Another week of trading, another roller-coaster ride for local investors trying to get a grip on market sentiment.
The Straits Times Index (STI) ended the week at 3,078.36, dipping 9.61 points or 0.3 per cent on the day while ending the week down 47.27 points or 1.5 per cent.
This month got off to a bright start with encouraging Chinese manufacturing data and Washington pushing back on reports that it plans to impose capital controls on China.
But it all changed by mid-week after disappointing United States manufacturing and employment data called into question the resilience of the US economy.
Concerns were only amplified on Thursday, when the American service sector - the key driver of the world's largest economy - fell to its weakest level in three years.
"This week's data suggests the US economy could be on the ropes after non-manufacturing new orders slumped in September: down like a tonne of bricks," AxiTrader Asia-Pacific market strategist Stephen Innes said.
President Donald Trump's impeachment saga and the opening of a new front to the trade war between the US and the European Union added salt to the wounds of bruised investors hoping for global trade skirmishes to go away.
The upside, if any, is the mounting expectation that the US Federal Reserve will lower rates this month.
Trading volumes here clocked in at 1.01 billion securities worth $799.97 million, with losers beating gainers 209 to 162.
The blue-chip index had 17 of its 30 counters closing in the red.
Golden Agri-Resources was the STI's most active with 28.7 million shares traded. The agri-business added 2.3 per cent to 22 cents.
The local banks ended lower. OCBC dropped 0.8 per cent to $10.62, UOB closed at $25.17, 0.6 per cent lower, and DBS edged down 0.1 per cent to $24.55.
Among second-liner counters, The Trendlines Group added 3.3 per cent to 9.5 cents. The Singapore Exchange had asked why it proposed a rights issue at a 19.3 per cent premium from its Sept 26 closing price of 8.8 cents.

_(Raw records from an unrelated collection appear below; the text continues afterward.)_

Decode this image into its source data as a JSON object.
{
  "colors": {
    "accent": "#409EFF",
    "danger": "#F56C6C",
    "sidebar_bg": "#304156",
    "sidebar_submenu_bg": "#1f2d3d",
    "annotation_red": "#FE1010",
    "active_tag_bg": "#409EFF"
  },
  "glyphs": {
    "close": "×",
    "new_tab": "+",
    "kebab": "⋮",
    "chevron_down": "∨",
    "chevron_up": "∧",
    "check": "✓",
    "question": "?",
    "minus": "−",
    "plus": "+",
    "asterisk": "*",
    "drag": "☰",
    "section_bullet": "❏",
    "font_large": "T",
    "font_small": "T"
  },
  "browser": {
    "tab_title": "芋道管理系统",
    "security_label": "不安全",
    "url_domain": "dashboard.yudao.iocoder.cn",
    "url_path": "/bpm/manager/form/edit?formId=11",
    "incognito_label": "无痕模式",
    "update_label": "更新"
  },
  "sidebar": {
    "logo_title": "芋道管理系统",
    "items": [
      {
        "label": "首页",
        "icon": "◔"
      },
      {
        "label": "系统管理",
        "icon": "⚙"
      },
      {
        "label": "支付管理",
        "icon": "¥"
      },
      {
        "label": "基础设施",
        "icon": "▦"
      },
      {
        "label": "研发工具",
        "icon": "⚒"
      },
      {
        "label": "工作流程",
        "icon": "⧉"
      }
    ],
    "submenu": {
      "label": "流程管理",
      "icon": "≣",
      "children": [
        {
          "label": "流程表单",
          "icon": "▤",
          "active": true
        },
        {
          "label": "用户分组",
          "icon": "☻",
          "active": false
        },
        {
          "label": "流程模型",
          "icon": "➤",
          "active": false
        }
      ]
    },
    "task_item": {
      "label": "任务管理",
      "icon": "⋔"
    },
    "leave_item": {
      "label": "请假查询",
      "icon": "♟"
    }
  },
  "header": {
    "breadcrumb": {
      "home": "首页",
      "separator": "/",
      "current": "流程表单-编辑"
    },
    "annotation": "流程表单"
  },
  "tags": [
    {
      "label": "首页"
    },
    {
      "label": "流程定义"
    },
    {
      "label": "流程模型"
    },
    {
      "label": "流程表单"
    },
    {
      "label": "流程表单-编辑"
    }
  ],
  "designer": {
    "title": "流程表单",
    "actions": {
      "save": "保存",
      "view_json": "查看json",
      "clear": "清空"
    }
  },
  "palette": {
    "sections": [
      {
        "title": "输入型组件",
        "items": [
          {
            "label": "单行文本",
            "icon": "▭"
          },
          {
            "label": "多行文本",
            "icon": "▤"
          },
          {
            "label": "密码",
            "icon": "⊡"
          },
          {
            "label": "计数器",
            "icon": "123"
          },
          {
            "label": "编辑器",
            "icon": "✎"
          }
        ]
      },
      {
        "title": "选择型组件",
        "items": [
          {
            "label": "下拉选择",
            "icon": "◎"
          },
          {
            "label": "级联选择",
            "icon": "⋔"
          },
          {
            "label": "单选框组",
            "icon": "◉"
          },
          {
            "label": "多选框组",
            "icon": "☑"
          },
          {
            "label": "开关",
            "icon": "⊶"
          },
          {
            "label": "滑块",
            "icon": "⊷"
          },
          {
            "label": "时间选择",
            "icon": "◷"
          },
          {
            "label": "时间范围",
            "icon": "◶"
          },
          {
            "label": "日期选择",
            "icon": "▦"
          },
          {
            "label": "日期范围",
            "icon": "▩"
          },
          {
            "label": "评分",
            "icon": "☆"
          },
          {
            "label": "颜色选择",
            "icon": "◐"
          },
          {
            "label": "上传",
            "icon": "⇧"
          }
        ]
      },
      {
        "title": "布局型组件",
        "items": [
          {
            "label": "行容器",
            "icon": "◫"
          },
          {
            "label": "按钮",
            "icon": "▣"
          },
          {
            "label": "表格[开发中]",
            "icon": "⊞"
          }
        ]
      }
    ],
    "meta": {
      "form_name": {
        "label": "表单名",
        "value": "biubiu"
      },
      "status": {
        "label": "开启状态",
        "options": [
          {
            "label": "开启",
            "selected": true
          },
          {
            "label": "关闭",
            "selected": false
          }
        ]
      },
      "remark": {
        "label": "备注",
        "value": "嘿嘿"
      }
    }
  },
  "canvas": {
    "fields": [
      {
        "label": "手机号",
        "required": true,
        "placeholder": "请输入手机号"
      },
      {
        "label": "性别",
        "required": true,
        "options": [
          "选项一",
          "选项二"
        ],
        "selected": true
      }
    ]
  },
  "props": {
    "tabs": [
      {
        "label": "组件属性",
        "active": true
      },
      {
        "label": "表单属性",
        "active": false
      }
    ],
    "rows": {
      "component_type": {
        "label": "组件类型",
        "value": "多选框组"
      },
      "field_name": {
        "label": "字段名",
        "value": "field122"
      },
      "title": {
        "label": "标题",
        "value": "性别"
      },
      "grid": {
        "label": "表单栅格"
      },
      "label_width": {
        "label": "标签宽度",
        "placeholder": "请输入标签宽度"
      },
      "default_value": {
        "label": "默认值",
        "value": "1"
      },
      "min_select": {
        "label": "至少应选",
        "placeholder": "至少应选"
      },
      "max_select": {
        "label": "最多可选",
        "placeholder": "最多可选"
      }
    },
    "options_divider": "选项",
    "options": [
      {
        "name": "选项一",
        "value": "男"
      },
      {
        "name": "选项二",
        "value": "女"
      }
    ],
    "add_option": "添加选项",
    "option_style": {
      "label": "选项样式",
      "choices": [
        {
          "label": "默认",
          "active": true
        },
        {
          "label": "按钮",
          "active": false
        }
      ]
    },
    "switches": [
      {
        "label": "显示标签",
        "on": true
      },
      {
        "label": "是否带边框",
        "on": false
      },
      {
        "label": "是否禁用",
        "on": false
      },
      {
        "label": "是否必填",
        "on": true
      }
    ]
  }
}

The Catalist-listed start-up incubator said its current market price "does not properly reflect the company's value".
Elsewhere, markets were similarly thwarted by the waning global outlook with Australia, Hong Kong, Malaysia and South Korea all ending with losses.
The Hang Seng made a sharp downturn in the afternoon after Hong Kong Chief Executive Carrie Lam invoked emergency powers for the first time in over 50 years to ban face masks for protesters.